MINNEAPOLIS — The deals came at a breakneck speed on Monday afternoon as the MLB trade deadline approached. With 16 playoff spots up for grabs in this pandemic-shortened season, teams that ordinarily would have been sellers were turned into buyers. Mike Clevinger headed to San Diego, Mike Minor went to Oakland, Starling Marte was sent to Miami and on and on it went.
Only at Target Field there was silence. The Twins had lost five in a row, been swept over the weekend in Detroit, and had a lineup that had lost key players to injury and had others struggling. This dropped the Twins into third place in the AL Central and made them the poster children for a team that could use help at the deadline. Only that help was nowhere to be found.
Derek Falvey, the Twins’ president of baseball operations, will tell you that the real help will come when guys like Josh Donaldson, Byron Buxton, Mitch Garver and Jake Odorizzi return from injury and when Michael Pineda comes back from suspension to make his first start of the season on Tuesday night against the White Sox at Target Field. He will try to end a losing streak that reached six games on Monday night as the Twins squandered a 4-0 lead and lost 8-5 to Chicago at Target Field.
It remains to be seen if Falvey is proven to be accurate that the returning players will save the day and perhaps the season. But even if he isn’t, this is one case where he didn’t err by failing to make any major moves.
A year ago, the Twins’ brass should have done more to improve the pitching of a team that won 101 games and finished eight games up in its division. Falvey acquired relievers Sergio Romo and Sam Dyson near the deadline but did not make the impact move the roster deserved. The Yankees’ three-game sweep of the Twins in the AL Division Series helped to confirm this.
That was a team that Falvey and general manager Thad Levine had been watching for four months. That same duo has been watching this team for one month and seven days in a bizarre season in which fans aren’t allowed into ballparks, teams are basically quarantined at their hotel on road trips and nobody knows if the coronavirus will enable the sport to get to the finish line of its expanded playoff tournament. Oh, and that tournament will start with best-of-three series and might be played in a bubble environment.
“I thought back to last year’s trade deadline,” Falvey said. “Obviously, they are very different deadlines. You’ve got a much better feel for your team over the course of an April, May, June, July run that we had last year, and we knew where there might be opportunities to add some leadership and veteran presence. We did that in the bullpen in a couple of spots. This year, you have one month’s worth of games and information to really try and assess where you’re at and 25 or so games remaining before the playoff run. It’s going to be a different equation for sure.”

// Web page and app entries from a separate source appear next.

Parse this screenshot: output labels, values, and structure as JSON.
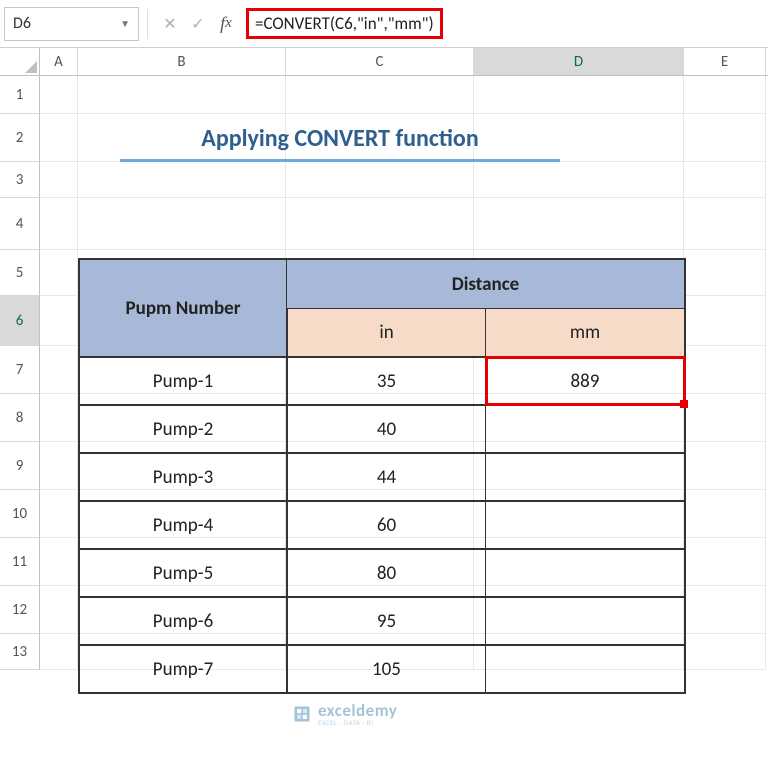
{
  "nameBox": {
    "value": "D6"
  },
  "formulaBar": {
    "formula": "=CONVERT(C6,\"in\",\"mm\")"
  },
  "columns": {
    "A": "A",
    "B": "B",
    "C": "C",
    "D": "D",
    "E": "E"
  },
  "rows": [
    "1",
    "2",
    "3",
    "4",
    "5",
    "6",
    "7",
    "8",
    "9",
    "10",
    "11",
    "12",
    "13"
  ],
  "title": "Applying CONVERT function",
  "table": {
    "header1": "Pupm Number",
    "header2": "Distance",
    "sub1": "in",
    "sub2": "mm",
    "rows": [
      {
        "name": "Pump-1",
        "in": "35",
        "mm": "889"
      },
      {
        "name": "Pump-2",
        "in": "40",
        "mm": ""
      },
      {
        "name": "Pump-3",
        "in": "44",
        "mm": ""
      },
      {
        "name": "Pump-4",
        "in": "60",
        "mm": ""
      },
      {
        "name": "Pump-5",
        "in": "80",
        "mm": ""
      },
      {
        "name": "Pump-6",
        "in": "95",
        "mm": ""
      },
      {
        "name": "Pump-7",
        "in": "105",
        "mm": ""
      }
    ]
  },
  "watermark": {
    "brand": "exceldemy",
    "tagline": "EXCEL · DATA · BI"
  },
  "chart_data": {
    "type": "table",
    "title": "Applying CONVERT function",
    "columns": [
      "Pupm Number",
      "in",
      "mm"
    ],
    "rows": [
      [
        "Pump-1",
        35,
        889
      ],
      [
        "Pump-2",
        40,
        null
      ],
      [
        "Pump-3",
        44,
        null
      ],
      [
        "Pump-4",
        60,
        null
      ],
      [
        "Pump-5",
        80,
        null
      ],
      [
        "Pump-6",
        95,
        null
      ],
      [
        "Pump-7",
        105,
        null
      ]
    ]
  }
}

This is why this wasn’t the season to move guys like Alex Kirilloff, Trevor Larnach, Royce Lewis or Jhoan Duran. Falvey is never going to admit that he didn’t make a move because less importance has been placed on this season, but the fact the Twins did nothing speaks volumes about the approach to 2020.
The unfortunate thing about this season being turned upside down by a pandemic is that it still leaves us wondering what will happen when (hopefully) life and trade deadlines return to normal. There is no question that Falvey loves his prospects. “We’ve got a lot of good prospects that we think are going to help us here in the short term,” he said. “Hopefully, soon. Potentially even this year, but certainly in the next couple of seasons that we think will be a big part of our team and we want to make sure that we’re building with that group, not necessarily depleting it.”
If this group of prospects can help the Twins in 2021 that would be ideal. But if their path to the big leagues is blocked, moving them would be the prudent thing. At some point, we have to find out if there is a willingness to turn future talent into immediate help.
This was the good news last winter when Falvey worked overtime to make sure he got starter Kenta Maeda in a trade that first went through the Red Sox and eventually ended up being a two-team deal with the Dodgers. Falvey dealt hard-throwing reliever Brusdar Graterol to Los Angeles, showing a willingness to part with a top prospect.
Maeda has proven to be the Twins’ top starter this season and Falvey’s gamble, if you can call it that, is looking like a good one. That trade should give Falvey confidence that it’s OK to part with a precious prospect. His decision not to do that on Monday, however, was the right one.